NASA's Dawn spacecraft is set to maneuver into a higher orbit around the dwarf planet Ceres. After operating in a low altitude orbit at a height of around 240 km (149 miles) for the last eight months, the move is designed to get a new perspective of the dwarf planet and prolong the already successful mission.
Dawn's supply of hydrazine fuel is waning fast. Once the fuel is gone, the spacecraft will be unable to face Ceres, or to orientate its antenna to Earth to receive commands and transmit data. The probe will also be incapable of turning its solar panels to face the Sun, resulting in an inevitable loss of power.
The move to a higher orbit will allow Dawn's mission team to think up new ways to maximize the probe's scientific output in the time it has left. The transition will also help to prolong the operational life of the spacecraft, because in a higher orbit it will not need to expend as much hydrazine in order to counter the effects of Ceres gravitational pull.
Starting on September 2, Dawn will begin raising its orbit to a height of 910 miles (1,460 km) above Ceres, a process that will take around five weeks. The spacecraft was at a similar height earlier in its mission, but this time it will be in a different plane, meaning a different views of the dwarf planet's barren surface can be captured.
"Most spacecraft wouldn't be able to change their orbital altitude so easily" comments Marc Rayman, chief engineer and mission director for Dawn at NASA's Jet Propulsion Laboratory, Pasadena, California. "But thanks to Dawn's uniquely capable ion propulsion system, we can maneuver the ship to get the greatest scientific return from the mission."
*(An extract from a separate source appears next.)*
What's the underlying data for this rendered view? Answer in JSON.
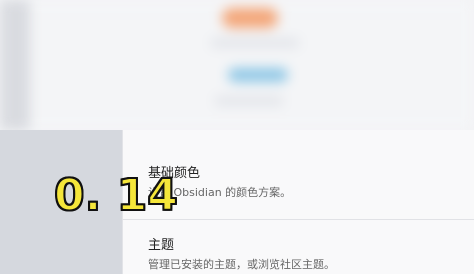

Dawn has already far outstripped the scientific goals of its primary mission, which drew to a close on June 30. Dawn's handlers are expected to submit a full extended mission itinerary next month.